**What needs to be done**
Please copy out the lines in the entries that contain "globe".

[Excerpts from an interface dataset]
════════
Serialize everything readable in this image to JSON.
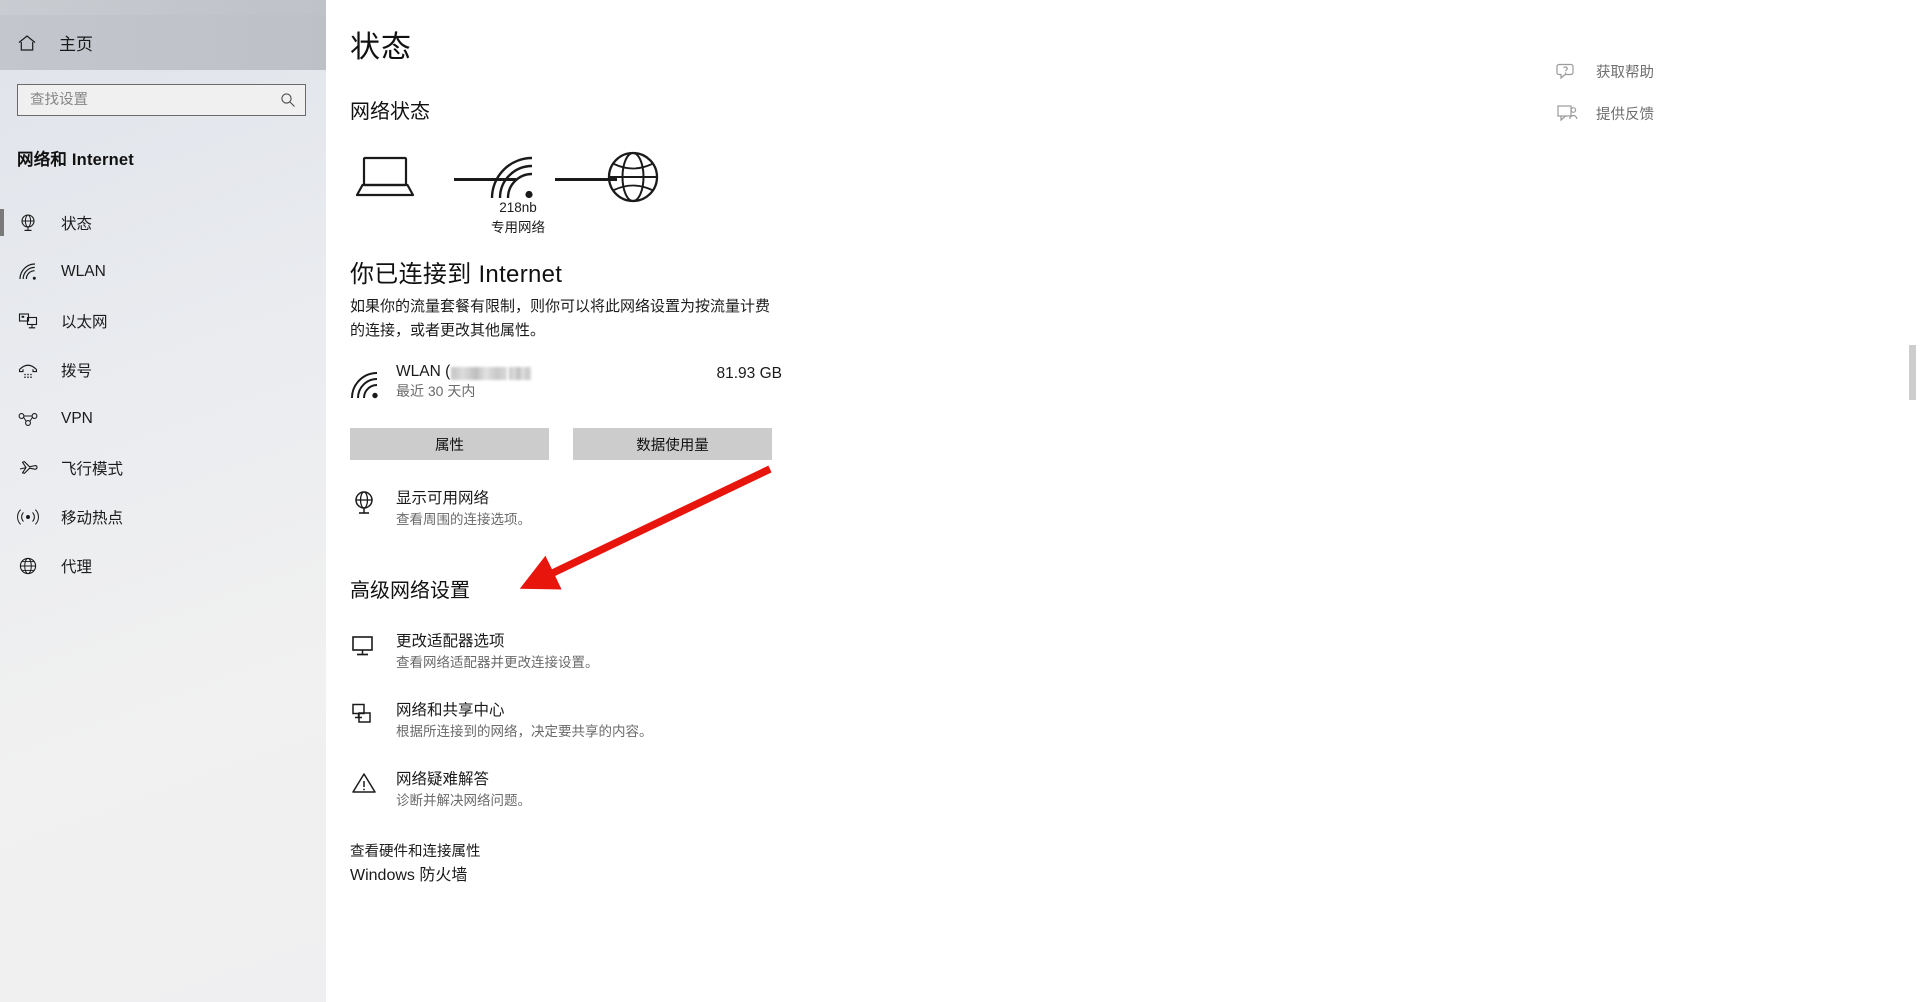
{
  "sidebar": {
    "home_label": "主页",
    "search": {
      "value": "",
      "placeholder": "查找设置"
    },
    "category_title": "网络和 Internet",
    "items": [
      {
        "label": "状态",
        "icon": "globe-monitor-icon",
        "selected": true
      },
      {
        "label": "WLAN",
        "icon": "wifi-icon",
        "selected": false
      },
      {
        "label": "以太网",
        "icon": "ethernet-icon",
        "selected": false
      },
      {
        "label": "拨号",
        "icon": "dialup-phone-icon",
        "selected": false
      },
      {
        "label": "VPN",
        "icon": "vpn-icon",
        "selected": false
      },
      {
        "label": "飞行模式",
        "icon": "airplane-icon",
        "selected": false
      },
      {
        "label": "移动热点",
        "icon": "hotspot-icon",
        "selected": false
      },
      {
        "label": "代理",
        "icon": "proxy-globe-icon",
        "selected": false
      }
    ]
  },
  "main": {
    "page_title": "状态",
    "section_title": "网络状态",
    "diagram": {
      "device_icon": "laptop-icon",
      "router_icon": "wifi-icon",
      "internet_icon": "globe-icon",
      "network_name": "218nb",
      "network_type": "专用网络"
    },
    "connection": {
      "title": "你已连接到 Internet",
      "description": "如果你的流量套餐有限制，则你可以将此网络设置为按流量计费的连接，或者更改其他属性。"
    },
    "wlan": {
      "name_prefix": "WLAN (",
      "period": "最近 30 天内",
      "data_used": "81.93 GB"
    },
    "buttons": {
      "properties": "属性",
      "data_usage": "数据使用量"
    },
    "show_networks": {
      "title": "显示可用网络",
      "subtitle": "查看周围的连接选项。"
    },
    "advanced_title": "高级网络设置",
    "advanced_links": [
      {
        "title": "更改适配器选项",
        "subtitle": "查看网络适配器并更改连接设置。",
        "icon": "monitor-icon"
      },
      {
        "title": "网络和共享中心",
        "subtitle": "根据所连接到的网络，决定要共享的内容。",
        "icon": "sharing-icon"
      },
      {
        "title": "网络疑难解答",
        "subtitle": "诊断并解决网络问题。",
        "icon": "warning-triangle-icon"
      }
    ],
    "hardware_link": "查看硬件和连接属性",
    "firewall_title": "Windows 防火墙"
  },
  "help_panel": {
    "items": [
      {
        "label": "获取帮助",
        "icon": "question-help-icon"
      },
      {
        "label": "提供反馈",
        "icon": "feedback-icon"
      }
    ]
  },
  "annotation": {
    "arrow_color": "#e8150d"
  }
}
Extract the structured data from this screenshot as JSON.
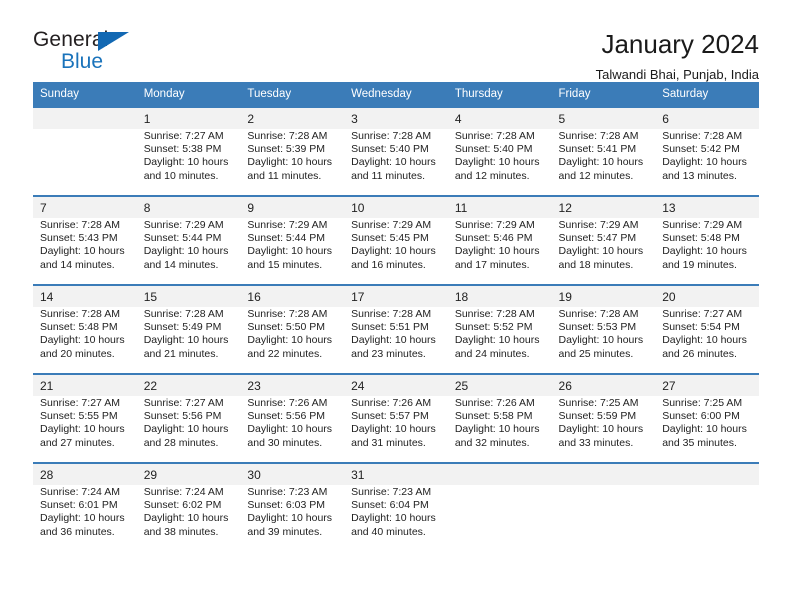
{
  "logo": {
    "word1": "General",
    "word2": "Blue",
    "triangle_color": "#1268b3",
    "blue_color": "#1a73bb"
  },
  "header": {
    "title": "January 2024",
    "location": "Talwandi Bhai, Punjab, India"
  },
  "theme": {
    "header_blue": "#3b7cb8",
    "daynum_bg": "#f2f2f2",
    "text": "#222222"
  },
  "weekdays": [
    "Sunday",
    "Monday",
    "Tuesday",
    "Wednesday",
    "Thursday",
    "Friday",
    "Saturday"
  ],
  "labels": {
    "sunrise": "Sunrise:",
    "sunset": "Sunset:",
    "daylight": "Daylight:"
  },
  "weeks": [
    [
      {
        "day": "",
        "line1": "",
        "line2": "",
        "line3": "",
        "line4": ""
      },
      {
        "day": "1",
        "line1": "Sunrise: 7:27 AM",
        "line2": "Sunset: 5:38 PM",
        "line3": "Daylight: 10 hours",
        "line4": "and 10 minutes."
      },
      {
        "day": "2",
        "line1": "Sunrise: 7:28 AM",
        "line2": "Sunset: 5:39 PM",
        "line3": "Daylight: 10 hours",
        "line4": "and 11 minutes."
      },
      {
        "day": "3",
        "line1": "Sunrise: 7:28 AM",
        "line2": "Sunset: 5:40 PM",
        "line3": "Daylight: 10 hours",
        "line4": "and 11 minutes."
      },
      {
        "day": "4",
        "line1": "Sunrise: 7:28 AM",
        "line2": "Sunset: 5:40 PM",
        "line3": "Daylight: 10 hours",
        "line4": "and 12 minutes."
      },
      {
        "day": "5",
        "line1": "Sunrise: 7:28 AM",
        "line2": "Sunset: 5:41 PM",
        "line3": "Daylight: 10 hours",
        "line4": "and 12 minutes."
      },
      {
        "day": "6",
        "line1": "Sunrise: 7:28 AM",
        "line2": "Sunset: 5:42 PM",
        "line3": "Daylight: 10 hours",
        "line4": "and 13 minutes."
      }
    ],
    [
      {
        "day": "7",
        "line1": "Sunrise: 7:28 AM",
        "line2": "Sunset: 5:43 PM",
        "line3": "Daylight: 10 hours",
        "line4": "and 14 minutes."
      },
      {
        "day": "8",
        "line1": "Sunrise: 7:29 AM",
        "line2": "Sunset: 5:44 PM",
        "line3": "Daylight: 10 hours",
        "line4": "and 14 minutes."
      },
      {
        "day": "9",
        "line1": "Sunrise: 7:29 AM",
        "line2": "Sunset: 5:44 PM",
        "line3": "Daylight: 10 hours",
        "line4": "and 15 minutes."
      },
      {
        "day": "10",
        "line1": "Sunrise: 7:29 AM",
        "line2": "Sunset: 5:45 PM",
        "line3": "Daylight: 10 hours",
        "line4": "and 16 minutes."
      },
      {
        "day": "11",
        "line1": "Sunrise: 7:29 AM",
        "line2": "Sunset: 5:46 PM",
        "line3": "Daylight: 10 hours",
        "line4": "and 17 minutes."
      },
      {
        "day": "12",
        "line1": "Sunrise: 7:29 AM",
        "line2": "Sunset: 5:47 PM",
        "line3": "Daylight: 10 hours",
        "line4": "and 18 minutes."
      },
      {
        "day": "13",
        "line1": "Sunrise: 7:29 AM",
        "line2": "Sunset: 5:48 PM",
        "line3": "Daylight: 10 hours",
        "line4": "and 19 minutes."
      }
    ],
    [
      {
        "day": "14",
        "line1": "Sunrise: 7:28 AM",
        "line2": "Sunset: 5:48 PM",
        "line3": "Daylight: 10 hours",
        "line4": "and 20 minutes."
      },
      {
        "day": "15",
        "line1": "Sunrise: 7:28 AM",
        "line2": "Sunset: 5:49 PM",
        "line3": "Daylight: 10 hours",
        "line4": "and 21 minutes."
      },
      {
        "day": "16",
        "line1": "Sunrise: 7:28 AM",
        "line2": "Sunset: 5:50 PM",
        "line3": "Daylight: 10 hours",
        "line4": "and 22 minutes."
      },
      {
        "day": "17",
        "line1": "Sunrise: 7:28 AM",
        "line2": "Sunset: 5:51 PM",
        "line3": "Daylight: 10 hours",
        "line4": "and 23 minutes."
      },
      {
        "day": "18",
        "line1": "Sunrise: 7:28 AM",
        "line2": "Sunset: 5:52 PM",
        "line3": "Daylight: 10 hours",
        "line4": "and 24 minutes."
      },
      {
        "day": "19",
        "line1": "Sunrise: 7:28 AM",
        "line2": "Sunset: 5:53 PM",
        "line3": "Daylight: 10 hours",
        "line4": "and 25 minutes."
      },
      {
        "day": "20",
        "line1": "Sunrise: 7:27 AM",
        "line2": "Sunset: 5:54 PM",
        "line3": "Daylight: 10 hours",
        "line4": "and 26 minutes."
      }
    ],
    [
      {
        "day": "21",
        "line1": "Sunrise: 7:27 AM",
        "line2": "Sunset: 5:55 PM",
        "line3": "Daylight: 10 hours",
        "line4": "and 27 minutes."
      },
      {
        "day": "22",
        "line1": "Sunrise: 7:27 AM",
        "line2": "Sunset: 5:56 PM",
        "line3": "Daylight: 10 hours",
        "line4": "and 28 minutes."
      },
      {
        "day": "23",
        "line1": "Sunrise: 7:26 AM",
        "line2": "Sunset: 5:56 PM",
        "line3": "Daylight: 10 hours",
        "line4": "and 30 minutes."
      },
      {
        "day": "24",
        "line1": "Sunrise: 7:26 AM",
        "line2": "Sunset: 5:57 PM",
        "line3": "Daylight: 10 hours",
        "line4": "and 31 minutes."
      },
      {
        "day": "25",
        "line1": "Sunrise: 7:26 AM",
        "line2": "Sunset: 5:58 PM",
        "line3": "Daylight: 10 hours",
        "line4": "and 32 minutes."
      },
      {
        "day": "26",
        "line1": "Sunrise: 7:25 AM",
        "line2": "Sunset: 5:59 PM",
        "line3": "Daylight: 10 hours",
        "line4": "and 33 minutes."
      },
      {
        "day": "27",
        "line1": "Sunrise: 7:25 AM",
        "line2": "Sunset: 6:00 PM",
        "line3": "Daylight: 10 hours",
        "line4": "and 35 minutes."
      }
    ],
    [
      {
        "day": "28",
        "line1": "Sunrise: 7:24 AM",
        "line2": "Sunset: 6:01 PM",
        "line3": "Daylight: 10 hours",
        "line4": "and 36 minutes."
      },
      {
        "day": "29",
        "line1": "Sunrise: 7:24 AM",
        "line2": "Sunset: 6:02 PM",
        "line3": "Daylight: 10 hours",
        "line4": "and 38 minutes."
      },
      {
        "day": "30",
        "line1": "Sunrise: 7:23 AM",
        "line2": "Sunset: 6:03 PM",
        "line3": "Daylight: 10 hours",
        "line4": "and 39 minutes."
      },
      {
        "day": "31",
        "line1": "Sunrise: 7:23 AM",
        "line2": "Sunset: 6:04 PM",
        "line3": "Daylight: 10 hours",
        "line4": "and 40 minutes."
      },
      {
        "day": "",
        "line1": "",
        "line2": "",
        "line3": "",
        "line4": ""
      },
      {
        "day": "",
        "line1": "",
        "line2": "",
        "line3": "",
        "line4": ""
      },
      {
        "day": "",
        "line1": "",
        "line2": "",
        "line3": "",
        "line4": ""
      }
    ]
  ]
}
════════
**Written solution**
        "icon": "globe-monitor-icon",
        "icon": "proxy-globe-icon",
      "internet_icon": "globe-icon",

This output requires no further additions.